Task statement: What you return must be the data below, word for word, without any images.

[Records drawn from a dataset]
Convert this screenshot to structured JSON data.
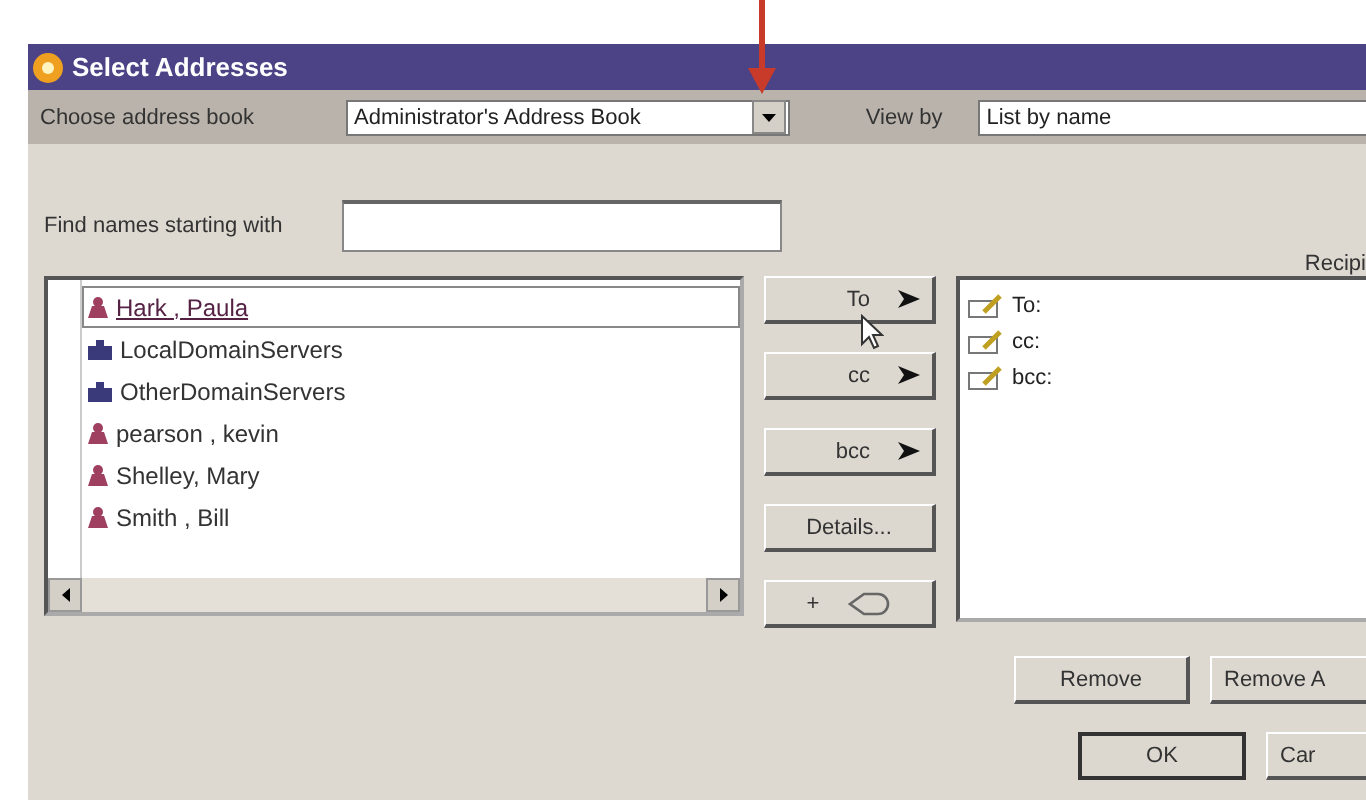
{
  "window": {
    "title": "Select Addresses"
  },
  "header": {
    "address_book_label": "Choose address book",
    "address_book_value": "Administrator's Address Book",
    "view_by_label": "View by",
    "view_by_value": "List by name"
  },
  "find": {
    "label": "Find names starting with"
  },
  "recipients_label": "Recipi",
  "names": [
    {
      "name": "Hark , Paula",
      "kind": "person",
      "selected": true
    },
    {
      "name": "LocalDomainServers",
      "kind": "group",
      "selected": false
    },
    {
      "name": "OtherDomainServers",
      "kind": "group",
      "selected": false
    },
    {
      "name": "pearson , kevin",
      "kind": "person",
      "selected": false
    },
    {
      "name": "Shelley, Mary",
      "kind": "person",
      "selected": false
    },
    {
      "name": "Smith , Bill",
      "kind": "person",
      "selected": false
    }
  ],
  "add_buttons": [
    {
      "label": "To",
      "kind": "arrow"
    },
    {
      "label": "cc",
      "kind": "arrow"
    },
    {
      "label": "bcc",
      "kind": "arrow"
    },
    {
      "label": "Details...",
      "kind": "plain"
    },
    {
      "label": "+",
      "kind": "link"
    }
  ],
  "recipients": [
    "To:",
    "cc:",
    "bcc:"
  ],
  "buttons": [
    {
      "label": "Remove"
    },
    {
      "label": "Remove A"
    }
  ],
  "dialog_buttons": [
    {
      "label": "OK"
    },
    {
      "label": "Car"
    }
  ]
}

Response area:
Convert this screenshot to structured JSON data.
{
  "window": {
    "title": "Select Addresses"
  },
  "header": {
    "address_book_label": "Choose address book",
    "address_book_value": "Administrator's Address Book",
    "view_by_label": "View by",
    "view_by_value": "List by name"
  },
  "find": {
    "label": "Find names starting with"
  },
  "recipients_label": "Recipi",
  "names": [
    {
      "name": "Hark , Paula",
      "kind": "person",
      "selected": true
    },
    {
      "name": "LocalDomainServers",
      "kind": "group",
      "selected": false
    },
    {
      "name": "OtherDomainServers",
      "kind": "group",
      "selected": false
    },
    {
      "name": "pearson , kevin",
      "kind": "person",
      "selected": false
    },
    {
      "name": "Shelley, Mary",
      "kind": "person",
      "selected": false
    },
    {
      "name": "Smith , Bill",
      "kind": "person",
      "selected": false
    }
  ],
  "add_buttons": [
    {
      "label": "To",
      "kind": "arrow"
    },
    {
      "label": "cc",
      "kind": "arrow"
    },
    {
      "label": "bcc",
      "kind": "arrow"
    },
    {
      "label": "Details...",
      "kind": "plain"
    },
    {
      "label": "+",
      "kind": "link"
    }
  ],
  "recipients": [
    "To:",
    "cc:",
    "bcc:"
  ],
  "buttons": [
    {
      "label": "Remove"
    },
    {
      "label": "Remove A"
    }
  ],
  "dialog_buttons": [
    {
      "label": "OK"
    },
    {
      "label": "Car"
    }
  ]
}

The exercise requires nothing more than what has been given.